* **TASK BRIEF**
Scan the entries that follow and copy out every line containing "personalisation".

** THE DATA follows **

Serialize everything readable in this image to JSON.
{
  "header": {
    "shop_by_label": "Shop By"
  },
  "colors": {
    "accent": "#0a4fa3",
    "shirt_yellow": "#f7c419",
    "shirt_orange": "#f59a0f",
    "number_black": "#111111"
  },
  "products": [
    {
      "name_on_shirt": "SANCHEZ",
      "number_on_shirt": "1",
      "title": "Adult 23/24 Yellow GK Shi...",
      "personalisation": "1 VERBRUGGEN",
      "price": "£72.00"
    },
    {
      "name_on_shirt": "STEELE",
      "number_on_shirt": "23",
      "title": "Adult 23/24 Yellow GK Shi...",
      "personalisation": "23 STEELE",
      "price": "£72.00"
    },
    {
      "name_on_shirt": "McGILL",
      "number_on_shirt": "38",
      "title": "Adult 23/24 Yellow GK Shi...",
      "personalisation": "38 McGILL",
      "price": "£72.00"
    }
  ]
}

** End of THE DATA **

* **REPLY TO THE TASK**
      "personalisation": "1 VERBRUGGEN",
      "personalisation": "23 STEELE",
      "personalisation": "38 McGILL",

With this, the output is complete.